The story in this division was a tale of two lines. Washington has a terrific collection of DL talent but it’s clear Carson Wentz and the Eagles won’t survive with their makeshift OL. Wentz was a sitting duck, sacked 8 times, and flustered throughout.
Sometimes coaches get enamored with this “next man up” bullshit and that’s clearly what happened with Doug Pederson. “Next man up” is fun to say but teams don’t have the economic freedom to create the depth necessary to execute it. The Eagles don’t have good players on their OL right now and their scheme relies upon having one of the best lines in the game. They need to embrace what’s actually happening, and change the scheme.
(The Cowboys changed coaches and looked exactly the same.)
It doesn’t seem to matter how bad the Green Bay Packer defense is, the Chicago Bears can’t score on them.
That was supposed to change with Matt Nagy taking over, but it hasn’t.
In four games against Green Bay defensive coordinator Mike Pettine, the Bears have averaged a pathetic 14 offensive points and 324 yards per game — the latter being a total that was inflated when the team fell behind big in the most recent match-up. Considering Pettine nearly lost his job at the end of last season as his team has allowed 22.7 points and 354 yards per game since he took over, the Bears inability to score is downright confusing.
Yes, we know the Bears generally haven’t been a good offensive team for most of any of our lives, including the last two years. But they’ve done much better against the rest of the division. Mike Zimmer has had two top-10 units since Nagy came to the Bears, but the Bears have scored 19.5 offensive points and averaged 312 yards per game, both slightly better than the Vikings have allowed on average. Same goes for their performances against Detroit. (Also consider that the Bears have gone nearly full games against both Detroit and Minnesota with Chase Daniel.)
Whether it’s Nagy, Trubisky or somebody else, the Bears just can’t seem to solve Pettine and the Packers. But they may have hired the answers this off-season.
It could be argued that no NFC North team improved as much as the Chicago Bears this off-season. Whether they can reclaim their spot on top of the NFC North is still a major question.
Starting today with the offense, here is how the Bears stack up with the rest of the division.
2. Green Bay
Analysis: It is impossible to rank Chicago’s quarterback — whether it be Trubisky or Foles — ahead of the others in the NFC North.
The big knock on Cousins has been his performance in big games, but he seemed to disprove that last year with a road playoff win over New Orleans. Rodgers is coming off of one of the worst seasons of his career and is 36 years old.
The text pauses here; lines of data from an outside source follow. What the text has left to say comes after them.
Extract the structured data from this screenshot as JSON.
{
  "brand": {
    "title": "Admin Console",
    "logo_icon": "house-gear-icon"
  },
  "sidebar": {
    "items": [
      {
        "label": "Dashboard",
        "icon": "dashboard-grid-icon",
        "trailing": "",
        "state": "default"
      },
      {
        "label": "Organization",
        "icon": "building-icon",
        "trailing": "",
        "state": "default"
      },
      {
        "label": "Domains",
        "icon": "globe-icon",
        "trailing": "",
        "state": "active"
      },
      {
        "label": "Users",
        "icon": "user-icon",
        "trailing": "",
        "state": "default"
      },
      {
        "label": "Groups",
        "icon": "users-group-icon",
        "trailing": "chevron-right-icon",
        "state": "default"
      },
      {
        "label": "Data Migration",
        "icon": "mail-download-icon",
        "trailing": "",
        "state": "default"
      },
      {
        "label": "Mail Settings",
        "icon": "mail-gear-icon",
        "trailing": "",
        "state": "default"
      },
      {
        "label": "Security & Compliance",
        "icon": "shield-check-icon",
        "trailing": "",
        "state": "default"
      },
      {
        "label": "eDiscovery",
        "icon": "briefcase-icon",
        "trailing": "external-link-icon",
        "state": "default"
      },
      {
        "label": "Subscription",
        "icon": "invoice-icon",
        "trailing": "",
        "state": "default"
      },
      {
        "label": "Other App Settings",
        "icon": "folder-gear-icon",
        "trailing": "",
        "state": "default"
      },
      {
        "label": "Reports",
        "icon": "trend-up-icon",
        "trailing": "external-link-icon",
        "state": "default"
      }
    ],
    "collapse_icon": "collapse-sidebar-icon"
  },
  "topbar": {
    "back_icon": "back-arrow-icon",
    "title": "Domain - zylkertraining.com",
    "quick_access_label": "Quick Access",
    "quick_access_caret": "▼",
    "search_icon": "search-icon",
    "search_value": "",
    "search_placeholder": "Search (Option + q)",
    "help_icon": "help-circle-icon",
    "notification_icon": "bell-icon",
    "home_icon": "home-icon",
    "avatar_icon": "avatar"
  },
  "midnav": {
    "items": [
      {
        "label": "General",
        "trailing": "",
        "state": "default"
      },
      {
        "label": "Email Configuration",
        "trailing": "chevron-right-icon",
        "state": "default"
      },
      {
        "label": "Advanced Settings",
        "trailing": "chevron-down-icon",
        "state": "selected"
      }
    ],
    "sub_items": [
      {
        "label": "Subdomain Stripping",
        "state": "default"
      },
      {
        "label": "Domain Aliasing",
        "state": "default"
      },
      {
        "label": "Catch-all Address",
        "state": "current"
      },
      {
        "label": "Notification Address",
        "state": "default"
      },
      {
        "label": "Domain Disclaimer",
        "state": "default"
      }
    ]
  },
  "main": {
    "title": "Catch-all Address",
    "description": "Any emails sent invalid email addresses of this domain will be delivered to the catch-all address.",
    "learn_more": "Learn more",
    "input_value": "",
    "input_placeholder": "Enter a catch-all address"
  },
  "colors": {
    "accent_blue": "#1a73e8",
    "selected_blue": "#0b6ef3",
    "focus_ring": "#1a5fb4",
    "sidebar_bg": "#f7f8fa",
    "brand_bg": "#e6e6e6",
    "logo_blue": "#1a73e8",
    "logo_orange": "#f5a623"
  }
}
He hasn’t sniffed his career passer rating of 102.4 in three years and has finished with passer ratings below 98 in four of the last five years. (While many have blamed his relative lack of production on a poor supporting cast, Green Bay’s front office clearly doesn’t agree as the only position they invested a major asset into this off-season was quarterback.) And despite Detroit’s constant attempts to ruin him, Stafford is right there with the other two, although a back injury makes him a bit of a question mark heading into the 2020 season.
Bears don’t have quarterbacks of this caliber.
2. Green Bay